▸ **Exercise goal**: Read through the entries below and return each line with the word "title".

▸ **Records**:
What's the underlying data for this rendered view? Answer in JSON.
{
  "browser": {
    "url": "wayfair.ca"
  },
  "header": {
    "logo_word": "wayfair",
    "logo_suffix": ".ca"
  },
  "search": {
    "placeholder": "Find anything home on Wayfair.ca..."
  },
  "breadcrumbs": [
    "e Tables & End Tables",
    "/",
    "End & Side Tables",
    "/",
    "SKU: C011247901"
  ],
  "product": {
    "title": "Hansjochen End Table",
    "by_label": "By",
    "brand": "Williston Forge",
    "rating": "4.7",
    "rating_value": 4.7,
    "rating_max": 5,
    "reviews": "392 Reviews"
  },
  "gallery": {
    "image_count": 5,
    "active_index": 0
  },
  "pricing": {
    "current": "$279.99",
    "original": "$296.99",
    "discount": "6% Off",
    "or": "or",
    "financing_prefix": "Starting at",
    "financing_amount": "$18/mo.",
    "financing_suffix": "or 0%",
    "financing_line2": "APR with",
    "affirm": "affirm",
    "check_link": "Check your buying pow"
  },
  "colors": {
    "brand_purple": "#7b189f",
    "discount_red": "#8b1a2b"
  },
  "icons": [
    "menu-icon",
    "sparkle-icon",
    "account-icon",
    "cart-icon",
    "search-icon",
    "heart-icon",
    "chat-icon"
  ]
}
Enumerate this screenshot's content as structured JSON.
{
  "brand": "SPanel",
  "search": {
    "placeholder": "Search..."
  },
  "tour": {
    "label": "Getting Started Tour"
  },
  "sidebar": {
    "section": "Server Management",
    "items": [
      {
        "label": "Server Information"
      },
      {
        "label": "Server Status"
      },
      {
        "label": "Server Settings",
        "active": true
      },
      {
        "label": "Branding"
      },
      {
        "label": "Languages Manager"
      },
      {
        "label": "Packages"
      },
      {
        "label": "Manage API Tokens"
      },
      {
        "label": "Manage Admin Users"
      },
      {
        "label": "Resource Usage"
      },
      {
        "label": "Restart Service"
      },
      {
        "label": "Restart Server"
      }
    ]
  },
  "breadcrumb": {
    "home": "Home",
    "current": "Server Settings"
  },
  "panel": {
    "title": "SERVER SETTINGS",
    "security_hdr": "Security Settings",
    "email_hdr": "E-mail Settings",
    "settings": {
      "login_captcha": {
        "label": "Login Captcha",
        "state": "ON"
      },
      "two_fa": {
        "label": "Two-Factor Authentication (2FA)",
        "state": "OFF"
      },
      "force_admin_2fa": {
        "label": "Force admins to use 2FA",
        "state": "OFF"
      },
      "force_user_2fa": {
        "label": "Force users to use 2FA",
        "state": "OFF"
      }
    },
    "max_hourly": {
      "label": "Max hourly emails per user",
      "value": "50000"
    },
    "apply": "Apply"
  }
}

▸ **Result for this exercise**:
    "title": "Hansjochen End Table",
    "title": "SERVER SETTINGS",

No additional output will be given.